DID YOU HEAR ABOUT THIS?
Nobody’s sure who’s running Algeria but it definitely isn’t the president.
Algeria is one of the largest countries of the Arab world by population. It has massive oil and gas reserves, and is one of the key military and political powers of the Mediterranean. And it’s in deep trouble. Its ailing longtime ruler, President Abdelaziz Bouteflika, is nowhere to be seen and factions are struggling over a successor, BuzzFeed News’ Borzou Daragahi writes.
“We all know that there is a state of power vacuum and that Bouteflika is no longer able to be in charge and that this power vacuum is being filled with extra-constitutional forces,” former prime minister and presidential candidate Ali Benflis told BuzzFeed News. “There is no one to lead the country.”
Chinese online retailer Alibaba broke its own sales record during “Singles Day,” the world’s biggest online shopping event.
Yesterday’s sales totaled 91.2 billion yuan, or $14.32 billion. (Let that sink in for a moment.) That’s a 60% increase from last year and 1753 times (!) as much as the first time Alibaba CEO Jack Ma used the notion of “Singles Day” in 2009 as a way to boost sales during the dullest month of the year, BuzzFeed News’ Beimeng Fu and Hayes Brown write.
The online shopping spree started as a jokey holiday for Chinese bachelors back in the ‘90s. In 2009, Alibaba co-opted the day and announced it would sell everything on taobao.com at a 50% discount.
Quick things to know:
At least 33 people are infected by an outbreak of the mosquito-borne disease, dengue fever, in Hawaii. (BuzzFeed News)
The United Nations has agreed to let countries set aside radio frequencies so airplanes can be tracked by satellite, prompted by the mysterious disappearance of Malaysia Airlines flight MH370 last March. (Associated Press)
Russian President Vladimir Putin has called for an internal investigation into allegations that the nation's athletes engaged in widespread, state-approved doping. (BuzzFeed News)
How iHeartRadio and Pandora are connecting campaigns with Latino voters for the 2016 U.S. presidential election. (BuzzFeed News)
Two women used a loophole to get married in Costa Rica.
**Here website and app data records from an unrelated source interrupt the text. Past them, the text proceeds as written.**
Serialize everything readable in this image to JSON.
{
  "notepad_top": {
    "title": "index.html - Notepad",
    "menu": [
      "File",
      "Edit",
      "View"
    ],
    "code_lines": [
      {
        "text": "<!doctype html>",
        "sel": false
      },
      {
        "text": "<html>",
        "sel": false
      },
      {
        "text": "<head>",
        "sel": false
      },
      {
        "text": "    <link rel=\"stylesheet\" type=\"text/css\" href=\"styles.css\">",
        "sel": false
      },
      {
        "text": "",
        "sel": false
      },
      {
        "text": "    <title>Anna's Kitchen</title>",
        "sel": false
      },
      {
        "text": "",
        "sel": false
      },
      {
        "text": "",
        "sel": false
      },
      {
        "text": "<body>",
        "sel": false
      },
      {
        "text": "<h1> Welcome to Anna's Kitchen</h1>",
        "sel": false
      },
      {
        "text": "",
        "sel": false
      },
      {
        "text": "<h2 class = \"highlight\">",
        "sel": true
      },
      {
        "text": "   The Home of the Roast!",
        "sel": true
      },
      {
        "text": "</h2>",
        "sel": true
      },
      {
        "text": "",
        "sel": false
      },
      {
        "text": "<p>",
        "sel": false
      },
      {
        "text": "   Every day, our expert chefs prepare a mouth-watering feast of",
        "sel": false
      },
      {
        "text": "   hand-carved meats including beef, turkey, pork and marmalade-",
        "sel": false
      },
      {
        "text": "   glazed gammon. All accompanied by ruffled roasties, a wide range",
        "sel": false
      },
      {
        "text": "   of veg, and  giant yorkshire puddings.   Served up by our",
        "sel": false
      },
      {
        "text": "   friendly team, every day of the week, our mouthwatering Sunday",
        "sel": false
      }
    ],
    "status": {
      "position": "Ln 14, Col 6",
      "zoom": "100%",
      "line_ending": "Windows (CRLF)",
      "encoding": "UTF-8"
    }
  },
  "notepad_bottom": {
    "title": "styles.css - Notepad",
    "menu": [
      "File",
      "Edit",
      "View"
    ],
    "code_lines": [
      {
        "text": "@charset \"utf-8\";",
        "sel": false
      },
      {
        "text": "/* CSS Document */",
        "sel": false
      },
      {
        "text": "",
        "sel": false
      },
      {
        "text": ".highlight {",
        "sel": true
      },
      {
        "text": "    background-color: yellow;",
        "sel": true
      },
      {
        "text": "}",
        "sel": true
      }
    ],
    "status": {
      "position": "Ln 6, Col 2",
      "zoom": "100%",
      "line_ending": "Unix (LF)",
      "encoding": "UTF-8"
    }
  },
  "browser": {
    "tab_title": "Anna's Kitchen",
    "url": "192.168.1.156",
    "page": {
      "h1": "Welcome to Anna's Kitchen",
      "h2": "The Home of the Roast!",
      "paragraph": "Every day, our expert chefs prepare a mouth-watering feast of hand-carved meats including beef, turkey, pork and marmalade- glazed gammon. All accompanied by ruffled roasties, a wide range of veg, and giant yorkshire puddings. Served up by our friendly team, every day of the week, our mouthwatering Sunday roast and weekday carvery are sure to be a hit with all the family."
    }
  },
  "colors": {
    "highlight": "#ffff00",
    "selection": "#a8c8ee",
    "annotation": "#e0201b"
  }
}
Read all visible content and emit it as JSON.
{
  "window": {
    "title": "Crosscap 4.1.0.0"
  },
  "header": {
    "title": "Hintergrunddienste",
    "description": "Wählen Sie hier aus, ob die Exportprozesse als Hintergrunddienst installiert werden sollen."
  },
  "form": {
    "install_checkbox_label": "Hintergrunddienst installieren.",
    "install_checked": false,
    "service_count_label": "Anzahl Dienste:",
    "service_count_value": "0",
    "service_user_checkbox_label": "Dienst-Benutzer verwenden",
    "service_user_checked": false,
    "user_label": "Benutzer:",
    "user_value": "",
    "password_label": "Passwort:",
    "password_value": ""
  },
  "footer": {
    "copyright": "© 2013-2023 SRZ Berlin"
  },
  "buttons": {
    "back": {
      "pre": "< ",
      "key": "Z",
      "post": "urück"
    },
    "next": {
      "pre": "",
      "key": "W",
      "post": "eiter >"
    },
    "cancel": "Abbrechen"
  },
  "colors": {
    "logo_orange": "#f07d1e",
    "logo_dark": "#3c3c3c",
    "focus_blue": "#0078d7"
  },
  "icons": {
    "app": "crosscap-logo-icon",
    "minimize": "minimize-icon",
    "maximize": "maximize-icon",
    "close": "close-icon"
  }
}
They may now face prosecution. (BuzzFeed News)
Black teens were rejected from an Apple store in Melbourne because “they might steal something.” (BuzzFeed News)
Hong Kong billionaire Joseph Lau bought his 7-year-old daughter a Blue Moon diamond for a record-setting $48 million. (The Guardian)
Good news: Groupon may owe you money as part of a lawsuit settlement. Bad news: It will be paid in Groupon credit. (BuzzFeed News)
This is what using the huge iPad pro is actually like. (BuzzFeed Life)
A (gross) wall in Seattle with 20 years worth of gum buildup has received a deep clean. (BuzzFeed News)
Many Americans will soon be celebrating Thanksgiving, and if you’re one of them you might have some questions about how to prep that ~perfect~ Turkey Day meal. These 17 incredibly helpful charts from BuzzFeed Life will get you through your biggest meal prep of the year. Not sure which potato to mash? We got you. Afraid you’ll forget to thaw your turkey before guests arrive? Worry not, there’s a solution. Happy (almost) Thanksgiving!
This letter was edited and brought to you by Claire Moses and Stacy-Marie Ishmael. You can always reach us here.